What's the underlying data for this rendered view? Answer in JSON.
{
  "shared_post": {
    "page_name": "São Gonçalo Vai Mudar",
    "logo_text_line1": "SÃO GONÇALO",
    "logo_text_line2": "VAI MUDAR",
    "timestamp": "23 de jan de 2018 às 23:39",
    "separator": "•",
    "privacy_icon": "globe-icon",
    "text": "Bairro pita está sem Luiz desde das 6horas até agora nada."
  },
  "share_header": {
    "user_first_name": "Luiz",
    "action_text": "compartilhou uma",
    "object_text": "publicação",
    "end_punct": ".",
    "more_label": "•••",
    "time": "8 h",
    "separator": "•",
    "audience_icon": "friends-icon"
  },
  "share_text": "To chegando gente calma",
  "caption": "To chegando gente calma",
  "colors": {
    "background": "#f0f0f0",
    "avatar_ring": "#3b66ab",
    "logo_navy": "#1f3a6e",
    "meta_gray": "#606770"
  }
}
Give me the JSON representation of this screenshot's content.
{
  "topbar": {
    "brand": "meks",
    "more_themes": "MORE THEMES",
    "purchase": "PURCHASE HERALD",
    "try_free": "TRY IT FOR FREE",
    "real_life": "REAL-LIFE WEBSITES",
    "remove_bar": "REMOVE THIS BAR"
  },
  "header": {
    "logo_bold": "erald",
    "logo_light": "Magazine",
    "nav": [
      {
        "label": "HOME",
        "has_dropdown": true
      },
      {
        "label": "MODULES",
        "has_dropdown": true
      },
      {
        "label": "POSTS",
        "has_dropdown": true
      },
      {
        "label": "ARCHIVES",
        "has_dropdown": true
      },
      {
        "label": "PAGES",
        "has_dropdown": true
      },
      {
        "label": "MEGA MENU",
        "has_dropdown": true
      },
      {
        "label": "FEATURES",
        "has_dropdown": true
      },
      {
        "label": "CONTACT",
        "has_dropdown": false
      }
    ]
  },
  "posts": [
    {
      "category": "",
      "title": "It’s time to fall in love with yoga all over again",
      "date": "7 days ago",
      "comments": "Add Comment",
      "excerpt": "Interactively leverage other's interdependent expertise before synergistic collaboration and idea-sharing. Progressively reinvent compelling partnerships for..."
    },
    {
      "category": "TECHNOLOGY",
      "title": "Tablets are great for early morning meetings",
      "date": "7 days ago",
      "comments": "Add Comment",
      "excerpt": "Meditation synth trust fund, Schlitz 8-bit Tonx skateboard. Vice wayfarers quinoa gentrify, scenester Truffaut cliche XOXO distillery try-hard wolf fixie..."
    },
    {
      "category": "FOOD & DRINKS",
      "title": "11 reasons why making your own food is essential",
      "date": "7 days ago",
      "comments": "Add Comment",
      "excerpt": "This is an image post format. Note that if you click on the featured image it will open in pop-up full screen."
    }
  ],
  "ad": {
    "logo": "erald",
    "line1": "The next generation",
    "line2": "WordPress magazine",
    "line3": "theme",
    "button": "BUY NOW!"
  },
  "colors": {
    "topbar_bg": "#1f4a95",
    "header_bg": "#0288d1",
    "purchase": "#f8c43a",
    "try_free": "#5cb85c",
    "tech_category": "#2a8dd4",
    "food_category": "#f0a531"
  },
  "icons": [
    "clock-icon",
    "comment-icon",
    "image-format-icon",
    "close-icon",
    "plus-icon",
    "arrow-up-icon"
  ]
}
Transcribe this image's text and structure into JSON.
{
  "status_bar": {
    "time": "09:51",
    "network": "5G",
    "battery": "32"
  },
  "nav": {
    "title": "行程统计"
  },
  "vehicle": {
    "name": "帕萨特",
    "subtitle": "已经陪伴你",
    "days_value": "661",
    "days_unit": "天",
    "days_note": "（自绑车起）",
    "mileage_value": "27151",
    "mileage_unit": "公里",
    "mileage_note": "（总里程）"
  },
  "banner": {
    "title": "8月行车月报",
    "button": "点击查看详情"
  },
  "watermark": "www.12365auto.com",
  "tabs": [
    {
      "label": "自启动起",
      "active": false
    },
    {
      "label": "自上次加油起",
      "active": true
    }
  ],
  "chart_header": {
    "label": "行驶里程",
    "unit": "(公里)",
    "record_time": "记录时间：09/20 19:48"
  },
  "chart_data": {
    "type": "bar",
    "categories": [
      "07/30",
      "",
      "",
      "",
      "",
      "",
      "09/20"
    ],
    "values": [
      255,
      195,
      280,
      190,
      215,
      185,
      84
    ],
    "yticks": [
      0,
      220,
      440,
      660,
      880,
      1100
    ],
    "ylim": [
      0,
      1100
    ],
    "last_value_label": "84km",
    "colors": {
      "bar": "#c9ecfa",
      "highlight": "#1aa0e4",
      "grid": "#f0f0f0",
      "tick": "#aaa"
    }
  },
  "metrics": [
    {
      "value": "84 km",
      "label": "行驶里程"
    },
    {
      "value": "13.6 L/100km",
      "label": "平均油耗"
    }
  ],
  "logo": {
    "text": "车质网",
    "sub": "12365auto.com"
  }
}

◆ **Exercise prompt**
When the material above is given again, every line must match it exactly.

◆ **Output**
What's the underlying data for this rendered view? Answer in JSON.
{
  "shared_post": {
    "page_name": "São Gonçalo Vai Mudar",
    "logo_text_line1": "SÃO GONÇALO",
    "logo_text_line2": "VAI MUDAR",
    "timestamp": "23 de jan de 2018 às 23:39",
    "separator": "•",
    "privacy_icon": "globe-icon",
    "text": "Bairro pita está sem Luiz desde das 6horas até agora nada."
  },
  "share_header": {
    "user_first_name": "Luiz",
    "action_text": "compartilhou uma",
    "object_text": "publicação",
    "end_punct": ".",
    "more_label": "•••",
    "time": "8 h",
    "separator": "•",
    "audience_icon": "friends-icon"
  },
  "share_text": "To chegando gente calma",
  "caption": "To chegando gente calma",
  "colors": {
    "background": "#f0f0f0",
    "avatar_ring": "#3b66ab",
    "logo_navy": "#1f3a6e",
    "meta_gray": "#606770"
  }
}
Give me the JSON representation of this screenshot's content.
{
  "topbar": {
    "brand": "meks",
    "more_themes": "MORE THEMES",
    "purchase": "PURCHASE HERALD",
    "try_free": "TRY IT FOR FREE",
    "real_life": "REAL-LIFE WEBSITES",
    "remove_bar": "REMOVE THIS BAR"
  },
  "header": {
    "logo_bold": "erald",
    "logo_light": "Magazine",
    "nav": [
      {
        "label": "HOME",
        "has_dropdown": true
      },
      {
        "label": "MODULES",
        "has_dropdown": true
      },
      {
        "label": "POSTS",
        "has_dropdown": true
      },
      {
        "label": "ARCHIVES",
        "has_dropdown": true
      },
      {
        "label": "PAGES",
        "has_dropdown": true
      },
      {
        "label": "MEGA MENU",
        "has_dropdown": true
      },
      {
        "label": "FEATURES",
        "has_dropdown": true
      },
      {
        "label": "CONTACT",
        "has_dropdown": false
      }
    ]
  },
  "posts": [
    {
      "category": "",
      "title": "It’s time to fall in love with yoga all over again",
      "date": "7 days ago",
      "comments": "Add Comment",
      "excerpt": "Interactively leverage other's interdependent expertise before synergistic collaboration and idea-sharing. Progressively reinvent compelling partnerships for..."
    },
    {
      "category": "TECHNOLOGY",
      "title": "Tablets are great for early morning meetings",
      "date": "7 days ago",
      "comments": "Add Comment",
      "excerpt": "Meditation synth trust fund, Schlitz 8-bit Tonx skateboard. Vice wayfarers quinoa gentrify, scenester Truffaut cliche XOXO distillery try-hard wolf fixie..."
    },
    {
      "category": "FOOD & DRINKS",
      "title": "11 reasons why making your own food is essential",
      "date": "7 days ago",
      "comments": "Add Comment",
      "excerpt": "This is an image post format. Note that if you click on the featured image it will open in pop-up full screen."
    }
  ],
  "ad": {
    "logo": "erald",
    "line1": "The next generation",
    "line2": "WordPress magazine",
    "line3": "theme",
    "button": "BUY NOW!"
  },
  "colors": {
    "topbar_bg": "#1f4a95",
    "header_bg": "#0288d1",
    "purchase": "#f8c43a",
    "try_free": "#5cb85c",
    "tech_category": "#2a8dd4",
    "food_category": "#f0a531"
  },
  "icons": [
    "clock-icon",
    "comment-icon",
    "image-format-icon",
    "close-icon",
    "plus-icon",
    "arrow-up-icon"
  ]
}
Transcribe this image's text and structure into JSON.
{
  "status_bar": {
    "time": "09:51",
    "network": "5G",
    "battery": "32"
  },
  "nav": {
    "title": "行程统计"
  },
  "vehicle": {
    "name": "帕萨特",
    "subtitle": "已经陪伴你",
    "days_value": "661",
    "days_unit": "天",
    "days_note": "（自绑车起）",
    "mileage_value": "27151",
    "mileage_unit": "公里",
    "mileage_note": "（总里程）"
  },
  "banner": {
    "title": "8月行车月报",
    "button": "点击查看详情"
  },
  "watermark": "www.12365auto.com",
  "tabs": [
    {
      "label": "自启动起",
      "active": false
    },
    {
      "label": "自上次加油起",
      "active": true
    }
  ],
  "chart_header": {
    "label": "行驶里程",
    "unit": "(公里)",
    "record_time": "记录时间：09/20 19:48"
  },
  "chart_data": {
    "type": "bar",
    "categories": [
      "07/30",
      "",
      "",
      "",
      "",
      "",
      "09/20"
    ],
    "values": [
      255,
      195,
      280,
      190,
      215,
      185,
      84
    ],
    "yticks": [
      0,
      220,
      440,
      660,
      880,
      1100
    ],
    "ylim": [
      0,
      1100
    ],
    "last_value_label": "84km",
    "colors": {
      "bar": "#c9ecfa",
      "highlight": "#1aa0e4",
      "grid": "#f0f0f0",
      "tick": "#aaa"
    }
  },
  "metrics": [
    {
      "value": "84 km",
      "label": "行驶里程"
    },
    {
      "value": "13.6 L/100km",
      "label": "平均油耗"
    }
  ],
  "logo": {
    "text": "车质网",
    "sub": "12365auto.com"
  }
}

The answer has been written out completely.